When thinking of national parks most people think of famous examples like Yellow Stone and Yosemite in the United States or the Serengeti in Tanzania. These parks are large in scale with an emphasis on wild life conservation and the preservation of scenic landscapes. Human activity and presence are restricted and regulated and people are visitors.
In smaller and densely populated countries like Britain or the Netherlands, the creation of large national parks is complicated. In these countries landscapes are far from natural and humans are part of the fabric of the landscape. For this reason, it is difficult to restrict human access and activities to create national parks.
In the Netherlands nature and human activity are almost inseparable because about half of the country is at or below sea level and is reclaimed or drained. Consequently, the landscape of the Netherlands is mostly the product of human intervention and can therefore be described as a cultural artefact. As a result, formal protection of landscapes and wildlife came late. One of the early attempts to create protected conservation areas came in 1928 with the Natuurschoonwet, freely translated as Nature Scenery Act. This Act was mostly about protecting country houses set in park like settings.

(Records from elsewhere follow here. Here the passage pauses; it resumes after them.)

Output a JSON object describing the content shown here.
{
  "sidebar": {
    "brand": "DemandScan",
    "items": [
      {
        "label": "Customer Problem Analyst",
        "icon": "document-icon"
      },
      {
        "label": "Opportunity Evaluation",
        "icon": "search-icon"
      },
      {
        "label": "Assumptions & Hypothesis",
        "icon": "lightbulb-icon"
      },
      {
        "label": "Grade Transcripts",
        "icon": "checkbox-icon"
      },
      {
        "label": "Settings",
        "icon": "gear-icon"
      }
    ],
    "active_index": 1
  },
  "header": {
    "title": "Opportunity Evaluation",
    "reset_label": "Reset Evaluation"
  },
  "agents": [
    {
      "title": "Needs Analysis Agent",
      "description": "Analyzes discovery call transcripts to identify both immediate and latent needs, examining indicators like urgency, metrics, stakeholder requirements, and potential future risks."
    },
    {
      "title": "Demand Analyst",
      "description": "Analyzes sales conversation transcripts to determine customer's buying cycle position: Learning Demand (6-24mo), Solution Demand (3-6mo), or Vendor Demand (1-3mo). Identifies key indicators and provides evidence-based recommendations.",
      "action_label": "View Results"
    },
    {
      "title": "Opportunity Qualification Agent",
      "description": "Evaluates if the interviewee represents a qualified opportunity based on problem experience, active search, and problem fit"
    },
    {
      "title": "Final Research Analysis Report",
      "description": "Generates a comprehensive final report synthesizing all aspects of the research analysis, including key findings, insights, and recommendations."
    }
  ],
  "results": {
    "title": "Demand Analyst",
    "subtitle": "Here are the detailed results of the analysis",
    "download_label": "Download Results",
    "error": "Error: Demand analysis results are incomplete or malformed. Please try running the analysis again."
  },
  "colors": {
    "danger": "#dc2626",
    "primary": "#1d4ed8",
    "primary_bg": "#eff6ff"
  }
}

Wybren Verstegen, Senior Lecturer in economic, social and environmental history at the Free University Amsterdam has researched the Dutch Nature Scenery Act. On this episode of the podcast he discusses the Scenery Act and puts it in an international perspective. Wybren suggests that as an area of study, landed estates have been overlooked by environmental historians.

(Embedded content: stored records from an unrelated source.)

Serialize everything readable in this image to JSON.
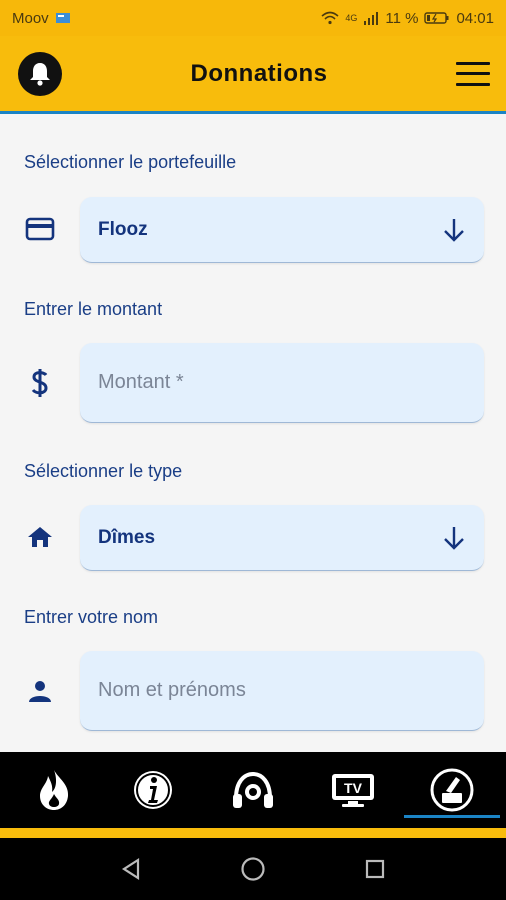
{
  "status_bar": {
    "carrier": "Moov",
    "network": "4G",
    "battery": "11 %",
    "time": "04:01"
  },
  "header": {
    "title": "Donnations"
  },
  "form": {
    "wallet": {
      "label": "Sélectionner le portefeuille",
      "value": "Flooz",
      "icon": "credit-card-icon"
    },
    "amount": {
      "label": "Entrer le montant",
      "placeholder": "Montant *",
      "icon": "dollar-icon"
    },
    "type": {
      "label": "Sélectionner le type",
      "value": "Dîmes",
      "icon": "home-icon"
    },
    "name": {
      "label": "Entrer votre nom",
      "placeholder": "Nom et prénoms",
      "icon": "person-icon"
    }
  },
  "bottom_nav": {
    "items": [
      {
        "name": "flame",
        "icon": "flame-icon"
      },
      {
        "name": "info",
        "icon": "info-icon"
      },
      {
        "name": "radio",
        "icon": "headphones-icon"
      },
      {
        "name": "tv",
        "icon": "tv-icon",
        "label": "TV"
      },
      {
        "name": "donation",
        "icon": "donation-icon",
        "active": true
      }
    ]
  },
  "colors": {
    "accent": "#f8bc0c",
    "primary_text": "#14347d",
    "field_bg": "#e3f0fd",
    "indicator": "#1b84c5"
  }
}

Further reading and resources
Wybren Verstegen, “The nature scenery act of 1928 in the Netherlands”, Forest History Today (spring/fall 2015), 4-12. Download from the website of the Dutch Foundation of Castles, Country Houses and Rural Estates
Jan Oosthoek, Nature vs. culture or cultured nature?, Environmental History Resources Blog.
“Southern Delight” by Stefan Kartenberg, available from ccMixter
“soaring” by urmymuse, available from ccMixter